An overdue ode to Queen's Park Rangers
Eighteen games gone. Twenty-eight to go. And still no team has won three points against Neil Warnock’s Queen’s Park Rangers so far this season. This is an incredible feat, made all the more impressive by the general lack of consistency throughout the division. So let’s pay tribute to Warnock’s hooped heroes before their record goes.
It may, of course, disappear this weekend when Cardiff City are the visitors to Loftus Road. But with the Bluebirds losing two of their last three to top six rivals Swansea City and Nottingham Forest, any bet on an away win in West London on Saturday would be a risky one.
The Seventy Two has already covered QPR once this season. That was a snapshot. This is an overview. And what follows should be more well received than the previous missive.
There will always be an invitation of criticism when teams that are performing well go on a run of drawing games they would perhaps expect to win. This is inevitable, and has been highlighted further since the introduction of three points for a win. Conceding a late equaliser is, in terms of points alone, doubly damaging to conceding a late winner.
The closest QPR have come to losing this unbeaten record came early in the season when Warnock’s side found themselves two goals down at Pride Park as injury time approached.

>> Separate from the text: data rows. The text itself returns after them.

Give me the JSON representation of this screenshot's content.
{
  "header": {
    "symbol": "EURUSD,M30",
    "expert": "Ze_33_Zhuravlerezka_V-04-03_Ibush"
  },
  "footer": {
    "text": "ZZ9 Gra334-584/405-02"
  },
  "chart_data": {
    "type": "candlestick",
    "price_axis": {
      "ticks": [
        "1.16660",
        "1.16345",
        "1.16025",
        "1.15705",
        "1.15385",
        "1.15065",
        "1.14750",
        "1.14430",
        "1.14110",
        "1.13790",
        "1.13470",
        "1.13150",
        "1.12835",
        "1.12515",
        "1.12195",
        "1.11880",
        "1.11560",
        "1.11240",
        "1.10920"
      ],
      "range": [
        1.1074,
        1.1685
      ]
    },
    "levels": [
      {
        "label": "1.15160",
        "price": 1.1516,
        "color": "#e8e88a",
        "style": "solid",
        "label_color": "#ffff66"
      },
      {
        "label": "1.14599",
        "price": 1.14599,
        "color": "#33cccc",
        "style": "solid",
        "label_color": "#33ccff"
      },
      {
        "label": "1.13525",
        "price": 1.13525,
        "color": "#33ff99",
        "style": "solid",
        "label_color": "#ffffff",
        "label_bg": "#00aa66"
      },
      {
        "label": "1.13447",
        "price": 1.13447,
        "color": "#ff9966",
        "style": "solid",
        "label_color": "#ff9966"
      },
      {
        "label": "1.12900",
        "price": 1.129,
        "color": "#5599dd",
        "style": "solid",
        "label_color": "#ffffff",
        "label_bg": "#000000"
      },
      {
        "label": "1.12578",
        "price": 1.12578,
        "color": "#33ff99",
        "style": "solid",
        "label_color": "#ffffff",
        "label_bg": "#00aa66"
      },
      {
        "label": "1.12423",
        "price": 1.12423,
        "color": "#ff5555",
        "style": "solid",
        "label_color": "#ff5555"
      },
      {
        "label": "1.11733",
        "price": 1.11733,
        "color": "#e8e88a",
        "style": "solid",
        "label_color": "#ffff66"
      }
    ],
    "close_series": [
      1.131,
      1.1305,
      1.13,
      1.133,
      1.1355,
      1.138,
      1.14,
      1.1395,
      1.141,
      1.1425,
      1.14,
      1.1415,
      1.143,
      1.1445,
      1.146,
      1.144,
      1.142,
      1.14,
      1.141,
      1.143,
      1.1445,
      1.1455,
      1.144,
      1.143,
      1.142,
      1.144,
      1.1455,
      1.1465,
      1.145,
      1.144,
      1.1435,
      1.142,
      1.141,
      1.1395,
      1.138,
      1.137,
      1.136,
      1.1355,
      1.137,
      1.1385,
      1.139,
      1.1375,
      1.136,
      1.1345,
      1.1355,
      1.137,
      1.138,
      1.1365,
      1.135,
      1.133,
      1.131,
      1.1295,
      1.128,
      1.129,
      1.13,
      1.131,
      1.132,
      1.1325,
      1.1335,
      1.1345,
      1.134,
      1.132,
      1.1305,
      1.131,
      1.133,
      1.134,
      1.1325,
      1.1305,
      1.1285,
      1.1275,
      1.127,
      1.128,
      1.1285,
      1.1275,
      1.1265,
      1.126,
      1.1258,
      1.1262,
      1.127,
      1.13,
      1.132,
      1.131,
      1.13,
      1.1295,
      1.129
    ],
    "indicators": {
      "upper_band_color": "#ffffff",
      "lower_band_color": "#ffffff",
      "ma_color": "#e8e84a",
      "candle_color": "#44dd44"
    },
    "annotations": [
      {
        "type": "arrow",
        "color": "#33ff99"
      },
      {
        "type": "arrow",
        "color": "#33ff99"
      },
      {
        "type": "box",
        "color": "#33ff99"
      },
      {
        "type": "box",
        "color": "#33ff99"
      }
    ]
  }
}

After Rangers somehow salvaging a draw, the BBC were so bemused by the comeback launched by the visitors that they wiped all four goals from their collective memory bank (EDIT – they’ve spotted this and amended it now, well played chaps! Previously it had said the game ended 0-0!). QPR then netted eleven goals without reply in their next four games.
There are plenty of workhorses. There is also no little skill. The likes of Argentinian midfielder Alejandro Faurlin and pacey right-back Kyle Walker, on loan from Tottenham Hotspur, are great to watch. The lively Jamie Mackie also provided plenty of early-season hyperbole by netting six goals with his first seven shots on target in the campaign.
But there can only be one. And there is no way on God’s green earth that a player of Adel Taarabt’s obvious talent should be playing in the second tier of English football.
Taarabt lights up the Championship. Love him or hate him – and it is easy for opposition supporters to find gripes with such an unpredictable and unorthodox footballer – the Moroccan is a player that helps make the division as a whole a more appealing prospect.
His stock in trade is the long-range strike, showcased twice at the weekend in a 3-1 win over struggling Preston North End. The first in particular was beautiful, lifted up and away from Andy Lonergan’s despairing dive eleven minutes after the interval. The accusations that surfaced at times last season, that Taarabt is just a show pony not suited to the rigours of the English game, seem distant now.
But Rangers are not a one-man team. The success of their season so far cannot be solely attributed to the talismanic Taarabt or the wily Warnock. Boy can they defend. Only Matthew Connolly’s unfortunate 88th minute own goal on Saturday prevented a twelfth league clean sheet.
A recent succession of draws may have caused some concern among Rangers fans, but the numbers game reveals that their three nearest challengers have lost fifteen games between them in the first eighteen games this term. Warnock’s men have conceded just eight goals, six fewer than third-placed Swansea.
And the Swans sum up QPR’s achievement thus far. But for a clever turn and shot from their departed loanee Marvin Emnes just over a fortnight ago, Cardiff would have gained a point from the South Wales derby. And three days later, 40 miles west along the M4, only Jonathan Stead’s strike for Bristol City stood between Swansea and the avoidance of their sole defeat at the Liberty Stadium this season.
QPR haven’t just avoided defeat at Loftus Road. They’ve avoided it anywhere, including at the City Ground prior to Saturday’s victory over Preston. That result was put into context when Nottingham Forest were the second successive side to take all three points from the Welsh capital at the weekend. And Cardiff will hope to recover by snatching top spot back on their trip to the English capital.
They may well be the team to end Rangers’ unbeaten run, but they will have to work exceptionally hard in order to do so.
Kyle Walker will keep pace with Craig Bellamy and make him work hard heading in the opposite direction too. Seyi Olofinjana will have his hands full dealing with Taarabt. And after Forest centre-backs Wes Morgan and Luke Chambers restricted Bothroyd and co to a solitary shot on target in their encounter at the Cardiff City Stadium, the formidable Rangers rearguard led by Kaspars Gorkss will fancy their chances of nullifying the division’s most feared strikeforce.
It is a mouthwatering prospect and one, above any other this season, which could do with live television coverage. Sadly, that is not to be. Those in attendance can nevertheless anticipate a fascinating clash between the two best teams in the Football League.
And it is about time that Queen’s Park Rangers received an accolade on this particular Football League blog for being the best.